tl;dr: I would treat this adventure as more of a campaign setting. Take the elements here that sound cool and use them, but I would not recommend actually playing this as written. I didn't have fun with this one.
For context, I didn't run this with the G or D series modules. My game ended with a different reason for the players to go into the demonweb. I also never played AD&D, though I love to go back to classic modules for the sake of pulling some of that old school design into my 5e games.
First, the good (beware ye of some spoilers):
There's some really cool stuff in here. I appreciate having an adventure set in the demonweb, with a final fight against Lolth. The way that spell effects are changed by the Abyss is a fantastic touch. I also like the way that the demonweb intersects with itself in ways that don't make spacial sense. These two factors really push forward the context that you're in the Abyss; the old rules don't apply. Lolth's ship at the end is pretty neat, and I like the layout of the spider ship.
But unfortunately there's a lot here I don't like:
Exploration is non-existant. The demonweb is one super-huge totally uninteresting 20 foot wide corridor. Each level looks the same as the last. The most interesting thing is that players (and enemy monsters) can jump off of some parts of the web and land on others where the paths intersect. This is really cool in theory, but in practive the players have no idea where they ended up. Mapping something like that is impossible, and it was probably done that way on purpose to drive the players (not the characters) insane and get them lost. Rooms in the demonweb (what few there are) are stretched hundreds of feet away from each other, meaning that the majority of "adventuring" in the demonweb is going down a corridor, rolling a random encounter every few hundred feet, fighting that encounter, ocassionally coming to a door which you hope is the way up, but it also might just be a room of 30 ogres and they surprise you and you have to fight them. That isn't really "fun" - it's just monotonous. The only cool location the players should visit is the ship at the end. Admittedly, there are seeds of other worlds that Lolth are invading, which is neat! Finally a change of pace. Except they are totally unnecessary to complete the adventure. In fact, the key to these worlds encourages you to railroad the players away and say ”It doesn‘t look like Lolth lives here” if the players get too atttached to the world, or if you can't figure out a way to weave them into the story. So why even have these worlds? Because without them, clerics can't get back any spells above second level. These worlds are on the prime material plane and exist purely for clerics to pray for spells. What a missed opportunity.

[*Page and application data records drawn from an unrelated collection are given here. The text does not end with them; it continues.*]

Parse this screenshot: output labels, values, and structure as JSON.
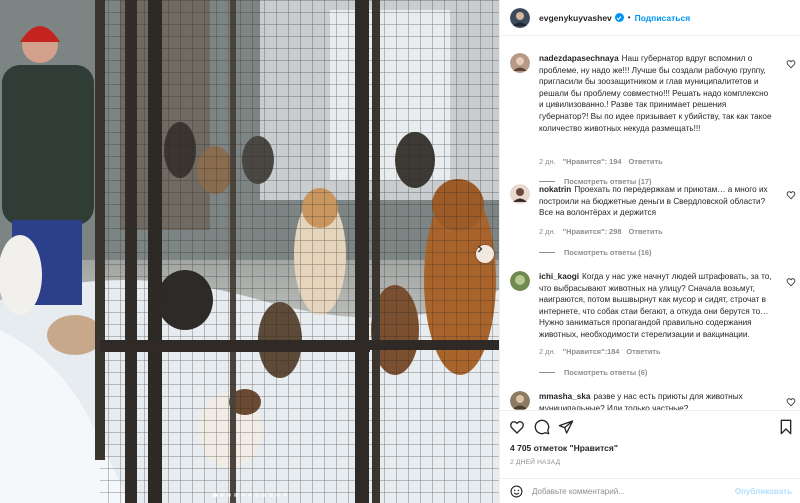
{
  "post": {
    "username": "evgenykuyvashev",
    "separator": "•",
    "follow_label": "Подписаться",
    "likes_text": "4 705 отметок \"Нравится\"",
    "time_ago": "2 ДНЕЙ НАЗАД",
    "photo_count": 11,
    "photo_active_index": 0,
    "icons": {
      "verified": "verified-badge-icon",
      "like": "heart-icon",
      "comment": "comment-icon",
      "share": "paper-plane-icon",
      "save": "bookmark-icon",
      "emoji": "emoji-icon",
      "next": "chevron-right-icon"
    }
  },
  "comments": [
    {
      "username": "nadezdapasechnaya",
      "text": "Наш губернатор вдруг вспомнил о проблеме, ну надо же!!! Лучше бы создали рабочую группу, пригласили бы зоозащитником и глав муниципалитетов и решали бы проблему совместно!!! Решать надо комплексно и цивилизованно.! Разве так принимает решения губернатор?! Вы по идее призывает к убийству, так как такое количество животных некуда размещать!!!",
      "time": "2 дн.",
      "likes": "\"Нравится\": 194",
      "reply": "Ответить",
      "view_replies": "Посмотреть ответы (17)"
    },
    {
      "username": "nokatrin",
      "text": "Проехать по передержкам и приютам… а много их построили на бюджетные деньги в Свердловской области? Все на волонтёрах и держится",
      "time": "2 дн.",
      "likes": "\"Нравится\": 298",
      "reply": "Ответить",
      "view_replies": "Посмотреть ответы (16)"
    },
    {
      "username": "ichi_kaogi",
      "text": "Когда у нас уже начнут людей штрафовать, за то, что выбрасывают животных на улицу? Сначала возьмут, наиграются, потом вышвырнут как мусор и сидят, строчат в интернете, что собак стаи бегают, а откуда они берутся то… Нужно заниматься пропагандой правильно содержания животных, необходимости стерелизации и вакцинации.",
      "time": "2 дн.",
      "likes": "\"Нравится\":184",
      "reply": "Ответить",
      "view_replies": "Посмотреть ответы (6)"
    },
    {
      "username": "mmasha_ska",
      "text": "разве у нас есть приюты для животных муниципальные? Или только частные?"
    }
  ],
  "composer": {
    "placeholder": "Добавьте комментарий...",
    "publish_label": "Опубликовать"
  }
}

Social encounters are vanishingly rare. There are a few places where the characters can meet friendly faces that are willing to talk to them. But none of the random encounters are like that. Most intelligent creatures you meet will attack you on sight because Lolth doesn't approve of interlopers. There's such a missed opportunity here for more social encounters: Driders looking for redemption, demons trying to tempt you, parties of devil spies or agents of rival demon lords coming into conflict with you. The closest you get to that kind of social interaction is the prime material worlds on the fourth level of the web. But I was so drained at that point, I just wanted it all to be over. Those encounters should be peppered throughout the web and not limited to the final rooms of the adventure.

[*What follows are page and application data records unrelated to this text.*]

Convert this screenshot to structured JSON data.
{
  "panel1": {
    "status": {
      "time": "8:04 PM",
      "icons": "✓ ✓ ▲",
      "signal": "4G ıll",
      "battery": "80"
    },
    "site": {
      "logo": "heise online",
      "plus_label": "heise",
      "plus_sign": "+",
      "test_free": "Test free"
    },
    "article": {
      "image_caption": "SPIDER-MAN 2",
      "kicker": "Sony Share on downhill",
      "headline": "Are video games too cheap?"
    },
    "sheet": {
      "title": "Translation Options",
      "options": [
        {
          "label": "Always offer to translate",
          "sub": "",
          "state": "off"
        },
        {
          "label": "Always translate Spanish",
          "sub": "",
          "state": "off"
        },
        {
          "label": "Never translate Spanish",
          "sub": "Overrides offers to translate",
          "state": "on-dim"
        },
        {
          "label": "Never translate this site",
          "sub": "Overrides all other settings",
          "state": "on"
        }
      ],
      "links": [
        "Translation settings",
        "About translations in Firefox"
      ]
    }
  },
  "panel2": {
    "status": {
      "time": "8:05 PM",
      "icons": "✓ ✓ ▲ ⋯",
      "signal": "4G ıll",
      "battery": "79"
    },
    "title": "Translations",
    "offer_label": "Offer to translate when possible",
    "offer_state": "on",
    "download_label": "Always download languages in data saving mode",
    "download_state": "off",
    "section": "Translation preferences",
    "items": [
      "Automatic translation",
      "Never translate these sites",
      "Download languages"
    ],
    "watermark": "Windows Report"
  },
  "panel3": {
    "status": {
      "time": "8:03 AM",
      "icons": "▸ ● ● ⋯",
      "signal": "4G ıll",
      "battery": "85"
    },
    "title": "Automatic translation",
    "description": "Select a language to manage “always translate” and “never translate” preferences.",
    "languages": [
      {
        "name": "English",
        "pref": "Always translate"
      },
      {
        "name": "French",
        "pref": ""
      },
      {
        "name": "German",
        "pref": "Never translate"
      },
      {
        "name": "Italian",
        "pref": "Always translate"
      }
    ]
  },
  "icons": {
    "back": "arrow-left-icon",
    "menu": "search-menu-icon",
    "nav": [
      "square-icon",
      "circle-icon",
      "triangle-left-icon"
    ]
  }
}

And as for combat; most encounters are honestly really lame. This is the demonweb! Lolth's home base! And most of what you fight is ogres, drow, and giant bugs. Where are the demons?! Why are all of the random encounters fights with giant bugs? And I found most of the encounters are totally meaningingless battles at that. They're mostly fights for the sake of fights; there to pad out the empty demonweb while your players slowly get lost, frustrated, and bored.
Overall, I appreciate this module for the good ideas that are there. And if your group is full of butt-kickers who just want to roll dice and kill things, this adventure might work for you. But I wish there was more substance here aside from killing bugs and ogres. If you're a better DM than me, I bet you can make this adventure shine. But it needs a skilled DM and a lot of polish to bring it to greatness. And I felt the adventure didn't make that easy. So, I can't recommend it
[2 of 5 Stars!]